You may have heard of GitHub Issues, a built-in tracking tool that is available with every GitHub repository, but have you considered how helpful GitHub Issues may be when working on personal projects? Before starting a new project, you likely have at least a vague idea of what you want it to look like and what features you want to implement. It’s also likely that you do not have a particularly detailed step-by-step plan. This can sometimes result in frustration - you may have to start over a few times when implementing a new feature, or rearrange your project structure several times, just because a clear plan was not in place from the beginning. Sounds familiar? GitHub Issues can help solve these problems.

GitHub Issues is a tracking tool that is built-in with all GitHub repositories. Do not assume that the word “issue” here has a negative connotation, issues can be a good thing and GitHub Issues can be used to track and document every feature you want to implement in your project. Information included in each Issue can be as detailed or as high-level as you prefer. For example, one of your Issues can be “A user should be able to toggle between a list and a detailed view.” That may sounds simple enough, but GitHub Issues allows you to add as much or as little information as you’d like, so you may choose to specify exactly how you’d like the toggle button to look, what color the selected text should be, and any other details you’d like to include.

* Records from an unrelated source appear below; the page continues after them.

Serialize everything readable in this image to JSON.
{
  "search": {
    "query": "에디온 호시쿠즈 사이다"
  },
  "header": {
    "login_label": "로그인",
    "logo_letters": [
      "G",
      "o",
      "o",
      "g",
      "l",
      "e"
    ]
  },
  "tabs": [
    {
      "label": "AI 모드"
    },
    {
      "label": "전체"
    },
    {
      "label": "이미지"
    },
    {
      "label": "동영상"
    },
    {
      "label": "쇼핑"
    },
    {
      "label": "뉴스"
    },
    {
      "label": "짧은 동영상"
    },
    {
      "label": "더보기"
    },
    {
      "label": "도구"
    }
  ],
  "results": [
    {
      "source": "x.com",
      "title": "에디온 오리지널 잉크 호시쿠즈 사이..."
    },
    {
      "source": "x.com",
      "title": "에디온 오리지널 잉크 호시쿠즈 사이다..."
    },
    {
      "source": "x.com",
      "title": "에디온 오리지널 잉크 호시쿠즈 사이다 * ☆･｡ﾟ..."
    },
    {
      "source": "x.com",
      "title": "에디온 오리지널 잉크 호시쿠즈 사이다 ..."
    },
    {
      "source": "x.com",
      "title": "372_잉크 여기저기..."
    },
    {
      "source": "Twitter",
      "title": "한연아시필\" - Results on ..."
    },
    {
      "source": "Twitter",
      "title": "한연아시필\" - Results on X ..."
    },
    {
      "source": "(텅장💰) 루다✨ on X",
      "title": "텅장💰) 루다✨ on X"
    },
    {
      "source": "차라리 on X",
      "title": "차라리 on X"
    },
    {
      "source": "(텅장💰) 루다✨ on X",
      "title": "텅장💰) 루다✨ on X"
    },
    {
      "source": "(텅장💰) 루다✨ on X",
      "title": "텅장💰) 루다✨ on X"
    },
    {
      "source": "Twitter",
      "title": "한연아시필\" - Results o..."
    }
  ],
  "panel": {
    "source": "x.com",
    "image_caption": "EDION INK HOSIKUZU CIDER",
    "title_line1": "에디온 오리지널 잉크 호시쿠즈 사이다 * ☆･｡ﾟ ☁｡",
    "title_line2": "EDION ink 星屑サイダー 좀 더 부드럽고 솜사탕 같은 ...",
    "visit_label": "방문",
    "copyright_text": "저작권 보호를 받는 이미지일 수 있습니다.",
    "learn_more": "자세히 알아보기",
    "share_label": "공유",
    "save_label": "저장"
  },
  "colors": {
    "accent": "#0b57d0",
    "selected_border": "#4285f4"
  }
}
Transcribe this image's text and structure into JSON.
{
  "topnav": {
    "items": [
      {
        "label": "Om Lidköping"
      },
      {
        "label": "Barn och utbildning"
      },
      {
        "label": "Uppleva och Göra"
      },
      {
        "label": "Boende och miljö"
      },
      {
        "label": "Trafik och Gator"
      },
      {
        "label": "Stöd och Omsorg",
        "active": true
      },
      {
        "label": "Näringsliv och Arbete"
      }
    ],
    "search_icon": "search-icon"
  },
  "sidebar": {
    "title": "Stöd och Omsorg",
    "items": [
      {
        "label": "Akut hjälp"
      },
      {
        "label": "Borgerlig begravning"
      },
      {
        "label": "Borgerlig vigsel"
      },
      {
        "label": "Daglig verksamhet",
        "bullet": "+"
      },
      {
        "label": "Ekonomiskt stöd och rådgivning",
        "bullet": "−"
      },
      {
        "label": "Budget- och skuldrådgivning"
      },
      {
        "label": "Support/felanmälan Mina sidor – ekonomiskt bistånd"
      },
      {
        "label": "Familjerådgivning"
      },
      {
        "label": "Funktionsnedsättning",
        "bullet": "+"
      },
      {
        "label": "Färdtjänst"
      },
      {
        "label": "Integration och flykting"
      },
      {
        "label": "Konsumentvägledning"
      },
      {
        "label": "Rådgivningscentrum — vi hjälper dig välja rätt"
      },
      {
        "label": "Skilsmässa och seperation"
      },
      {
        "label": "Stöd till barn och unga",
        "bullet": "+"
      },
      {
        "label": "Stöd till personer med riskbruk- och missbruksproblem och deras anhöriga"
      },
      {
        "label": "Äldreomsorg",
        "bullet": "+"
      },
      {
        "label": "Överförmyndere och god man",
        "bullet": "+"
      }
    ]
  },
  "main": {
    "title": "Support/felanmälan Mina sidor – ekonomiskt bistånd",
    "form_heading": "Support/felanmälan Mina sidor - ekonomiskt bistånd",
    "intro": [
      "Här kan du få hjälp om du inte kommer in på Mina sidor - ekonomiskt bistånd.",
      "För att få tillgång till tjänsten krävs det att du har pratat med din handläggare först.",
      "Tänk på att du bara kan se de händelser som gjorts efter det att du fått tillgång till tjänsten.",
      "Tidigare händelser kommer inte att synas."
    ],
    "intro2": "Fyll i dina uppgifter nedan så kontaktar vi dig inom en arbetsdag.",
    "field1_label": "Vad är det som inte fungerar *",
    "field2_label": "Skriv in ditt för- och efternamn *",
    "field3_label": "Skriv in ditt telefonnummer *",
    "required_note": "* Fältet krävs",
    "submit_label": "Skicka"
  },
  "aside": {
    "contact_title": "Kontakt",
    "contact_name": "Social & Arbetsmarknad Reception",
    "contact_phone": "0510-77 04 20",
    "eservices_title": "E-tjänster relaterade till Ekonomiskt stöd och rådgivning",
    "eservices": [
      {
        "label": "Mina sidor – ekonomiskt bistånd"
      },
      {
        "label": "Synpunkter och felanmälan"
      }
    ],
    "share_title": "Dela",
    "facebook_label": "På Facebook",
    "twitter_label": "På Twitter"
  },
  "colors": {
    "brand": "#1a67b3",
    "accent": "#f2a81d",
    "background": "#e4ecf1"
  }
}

GitHub Issues is a great way to keep track of what features have been implements and what is still outstanding. For example, you can create a new branch for every Issue on your list, work on that feature, merge it into the main branch, and then close out the Issue. If you put down your project for a bit and then get back to it later, you’ll be able to quickly get up to speed on what features have been implemented and what else is still outstanding.

Lastly, GitHub Issues is a great way to tell the story of your project. You can plan out your Issues such that each one corresponds to a feature you want to implement and each new one builds on the previous Issues. The very first Issue you open in your project can be something very basic, such as “The name of the website should appear at the top of the page.” While the last Issue can signify the end of the project, for example, “The website should look professional and welcoming.” All the Issues in between these two will tell the story of how your project grew and progressed to the “professional and welcoming” final look.

GitHub Issues is an excellent way to keep track of your plans and can help “tell the story” of your project. GitHub Issues offers a lot of great features, such as the ability to create a new branch for every Issue, automatically close out Issues when the branch is merged, assign and re-assign Issues, search and filter Issues, etc. GitHub has an excellent guide that will help you get familiar with all the features and I hope you consider using GitHub Issues for your next project.